With expanded MIDI functionality, an improved core engine and more, does v2 of zplane's acclaimed harmonising plugin deserve your attention?
Working with vocals brings its own set of logistical problems. What if your singer has gone home when you decide the track needs harmonies, or they just aren't adept at laying them down? Or perhaps you're working with pre-recorded samples, and you'd like to add a harmony to a single-line melody.
It's for just such situations that zplane developed their vielklang Instant Harmony plugin (VST/AU/RTAS). Now at version 2, its interface has been overhauled since we looked at v1, and a number of key new features have been added.
Version 1 offered up to four channels of intelligent harmonisation, and at the simplest level, it only required you to drop your audio file into the plugin, whereupon it made an eerily accurate guess as to the key.
Version 2 goes further, though, permitting the import of multiple files at once. Now, a verse, chorus, bridge - anything you like - can be laid out in the arrange window. You then enter the tempo, hit the Harmonize button and enjoy some incredibly convincing harmonies.
These can be viewed and edited in a piano roll editor - you can delete, move, draw and add new notes, as well as apply vibrato and tremolo to individual notes. Its this piano roll functionality that makes vielklang Instant Harmony 2 more powerful than many of its competitors.
When you have a harmony performance you're happy with, you can export each part as a separate audio file, or even as a MIDI file. Version 2 also introduces MIDI file import, enabling you to turn something like a simple lead synth line into a huge harmonic monster that can then be exported as a complete MIDI file.
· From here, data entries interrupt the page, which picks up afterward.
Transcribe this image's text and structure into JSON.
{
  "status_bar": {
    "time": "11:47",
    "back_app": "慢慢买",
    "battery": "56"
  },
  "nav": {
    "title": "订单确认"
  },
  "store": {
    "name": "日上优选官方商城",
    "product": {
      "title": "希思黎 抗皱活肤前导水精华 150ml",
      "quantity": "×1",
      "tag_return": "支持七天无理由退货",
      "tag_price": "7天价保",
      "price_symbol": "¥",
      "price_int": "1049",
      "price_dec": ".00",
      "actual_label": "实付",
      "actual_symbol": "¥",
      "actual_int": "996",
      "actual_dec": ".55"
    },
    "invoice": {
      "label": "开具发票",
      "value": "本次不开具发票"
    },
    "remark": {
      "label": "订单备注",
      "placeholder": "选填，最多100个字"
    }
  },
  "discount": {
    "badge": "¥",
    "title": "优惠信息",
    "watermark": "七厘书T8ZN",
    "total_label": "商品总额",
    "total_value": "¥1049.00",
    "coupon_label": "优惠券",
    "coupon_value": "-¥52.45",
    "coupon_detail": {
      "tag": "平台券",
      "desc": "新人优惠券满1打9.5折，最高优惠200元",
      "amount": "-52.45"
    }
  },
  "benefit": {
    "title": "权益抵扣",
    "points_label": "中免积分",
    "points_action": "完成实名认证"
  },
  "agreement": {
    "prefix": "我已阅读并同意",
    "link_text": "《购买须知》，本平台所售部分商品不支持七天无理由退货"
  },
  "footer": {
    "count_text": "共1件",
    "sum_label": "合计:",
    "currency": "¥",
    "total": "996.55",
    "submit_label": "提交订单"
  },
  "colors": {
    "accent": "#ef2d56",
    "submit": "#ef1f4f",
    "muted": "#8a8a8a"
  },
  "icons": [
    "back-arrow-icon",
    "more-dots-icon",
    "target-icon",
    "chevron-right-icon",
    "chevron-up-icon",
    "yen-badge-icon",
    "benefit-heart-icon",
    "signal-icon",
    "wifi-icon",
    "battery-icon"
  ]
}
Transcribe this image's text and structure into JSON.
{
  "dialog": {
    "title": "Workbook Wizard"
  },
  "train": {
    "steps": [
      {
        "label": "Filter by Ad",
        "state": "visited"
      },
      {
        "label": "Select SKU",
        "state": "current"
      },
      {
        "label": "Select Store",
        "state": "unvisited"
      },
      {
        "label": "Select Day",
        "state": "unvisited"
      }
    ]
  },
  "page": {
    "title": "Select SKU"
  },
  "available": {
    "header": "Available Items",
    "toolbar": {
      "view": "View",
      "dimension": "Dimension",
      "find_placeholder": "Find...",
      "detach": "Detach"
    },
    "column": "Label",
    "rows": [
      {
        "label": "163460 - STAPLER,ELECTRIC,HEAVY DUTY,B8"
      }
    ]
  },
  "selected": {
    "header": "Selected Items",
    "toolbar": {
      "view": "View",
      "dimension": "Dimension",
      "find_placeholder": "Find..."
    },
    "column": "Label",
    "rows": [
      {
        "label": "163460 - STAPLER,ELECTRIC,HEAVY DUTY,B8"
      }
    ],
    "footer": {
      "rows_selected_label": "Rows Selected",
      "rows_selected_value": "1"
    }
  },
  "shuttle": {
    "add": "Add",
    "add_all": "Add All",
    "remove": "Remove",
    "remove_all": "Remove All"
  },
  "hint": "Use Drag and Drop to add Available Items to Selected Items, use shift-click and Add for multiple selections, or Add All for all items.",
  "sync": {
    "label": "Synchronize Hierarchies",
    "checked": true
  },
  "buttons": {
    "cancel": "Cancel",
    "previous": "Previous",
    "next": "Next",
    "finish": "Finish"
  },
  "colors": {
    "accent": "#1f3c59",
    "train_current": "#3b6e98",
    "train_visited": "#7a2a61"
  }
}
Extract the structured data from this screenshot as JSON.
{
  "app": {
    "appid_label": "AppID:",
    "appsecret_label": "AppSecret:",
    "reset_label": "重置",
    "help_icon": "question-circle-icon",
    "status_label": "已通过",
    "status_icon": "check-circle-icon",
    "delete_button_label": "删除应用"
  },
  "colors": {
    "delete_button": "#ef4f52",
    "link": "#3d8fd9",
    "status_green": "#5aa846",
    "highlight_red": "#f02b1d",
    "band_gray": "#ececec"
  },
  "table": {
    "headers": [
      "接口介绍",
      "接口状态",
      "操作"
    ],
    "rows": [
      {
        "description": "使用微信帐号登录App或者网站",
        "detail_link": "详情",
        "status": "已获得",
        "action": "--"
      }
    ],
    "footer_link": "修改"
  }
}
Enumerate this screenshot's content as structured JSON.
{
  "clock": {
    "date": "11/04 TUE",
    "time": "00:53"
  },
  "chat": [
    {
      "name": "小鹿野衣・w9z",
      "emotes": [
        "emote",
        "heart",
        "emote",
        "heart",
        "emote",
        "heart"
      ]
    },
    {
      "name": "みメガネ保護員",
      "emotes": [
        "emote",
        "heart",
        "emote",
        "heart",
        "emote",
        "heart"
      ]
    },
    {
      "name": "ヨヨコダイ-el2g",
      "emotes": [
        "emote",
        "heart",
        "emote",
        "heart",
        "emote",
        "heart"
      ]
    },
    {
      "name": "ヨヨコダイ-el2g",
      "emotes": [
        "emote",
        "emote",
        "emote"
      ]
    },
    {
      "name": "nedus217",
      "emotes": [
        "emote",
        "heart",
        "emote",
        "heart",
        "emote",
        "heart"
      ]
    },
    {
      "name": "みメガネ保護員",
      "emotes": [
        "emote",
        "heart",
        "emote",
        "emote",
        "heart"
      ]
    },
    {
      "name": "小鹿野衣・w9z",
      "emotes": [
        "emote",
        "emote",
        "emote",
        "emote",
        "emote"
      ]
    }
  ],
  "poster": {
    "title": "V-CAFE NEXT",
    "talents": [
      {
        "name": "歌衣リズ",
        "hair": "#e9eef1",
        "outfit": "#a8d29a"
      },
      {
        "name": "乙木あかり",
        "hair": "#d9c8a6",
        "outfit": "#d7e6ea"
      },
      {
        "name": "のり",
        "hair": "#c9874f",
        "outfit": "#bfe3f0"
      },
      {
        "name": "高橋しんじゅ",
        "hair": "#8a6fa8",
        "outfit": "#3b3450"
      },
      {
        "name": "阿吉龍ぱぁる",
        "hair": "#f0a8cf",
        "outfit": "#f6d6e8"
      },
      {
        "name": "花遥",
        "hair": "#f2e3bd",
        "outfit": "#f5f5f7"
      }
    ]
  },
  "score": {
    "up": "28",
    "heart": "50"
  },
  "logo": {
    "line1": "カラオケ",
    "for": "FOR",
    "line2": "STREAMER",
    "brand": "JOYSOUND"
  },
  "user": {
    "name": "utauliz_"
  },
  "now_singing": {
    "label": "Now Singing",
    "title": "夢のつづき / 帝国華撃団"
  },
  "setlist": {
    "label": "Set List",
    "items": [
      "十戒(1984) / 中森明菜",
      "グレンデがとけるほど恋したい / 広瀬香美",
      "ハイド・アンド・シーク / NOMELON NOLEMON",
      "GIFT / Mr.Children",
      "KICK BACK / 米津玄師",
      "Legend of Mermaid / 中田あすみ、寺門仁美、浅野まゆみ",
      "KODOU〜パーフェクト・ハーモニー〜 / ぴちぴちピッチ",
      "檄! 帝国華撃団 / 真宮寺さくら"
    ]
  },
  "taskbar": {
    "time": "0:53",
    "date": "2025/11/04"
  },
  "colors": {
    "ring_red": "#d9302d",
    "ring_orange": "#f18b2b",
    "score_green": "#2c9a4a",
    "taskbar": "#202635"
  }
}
We find this plugin at its most usefully suggestive when applied to a vocal before any backing music has been added. It then doubles as a compositional tool because many of the suggested harmonies will also make good starting points for backing tracks. It's often less useful when your track is up and running, though, as the results can need serious editing.
The viel' deal
Another ingenious feature is the ability to take snapshots of specific harmonies, assign them to MIDI keys and then trigger them, letting you perform harmonic progressions live via MIDI. Then there's the formant control, chord menu, MIDI harmony control and numerous other powerful features.
It all really is as magical as it sounds, but it isn't perfect. Despite being redesigned, the interface is a little clunky; it doesn't feel as slick as the likes of Melodyne and Harmony Engine.
In terms of sound quality, we pitched vielklang against some of the leading harmony- generating plugins on the market, and it was at least as good, if not better. When used constantly, the results of harmony plugins - understandably - sound a little robotic, but with careful mixing and sporadic use, the sound is very convincing, particularly when used in electronic productions.
vielklang 2 is an insanely clever bit of kit and a big step forward from version 1 (we haven't even had time to mention the additional scales or new harmonisation types). Whatever your skill level, it can be genuinely inspirational, especially with the new MIDI harmonisation. However, if experimentation and/or music theory give you the fear, you may not find vielklang 2 quite so welcoming or intuitive.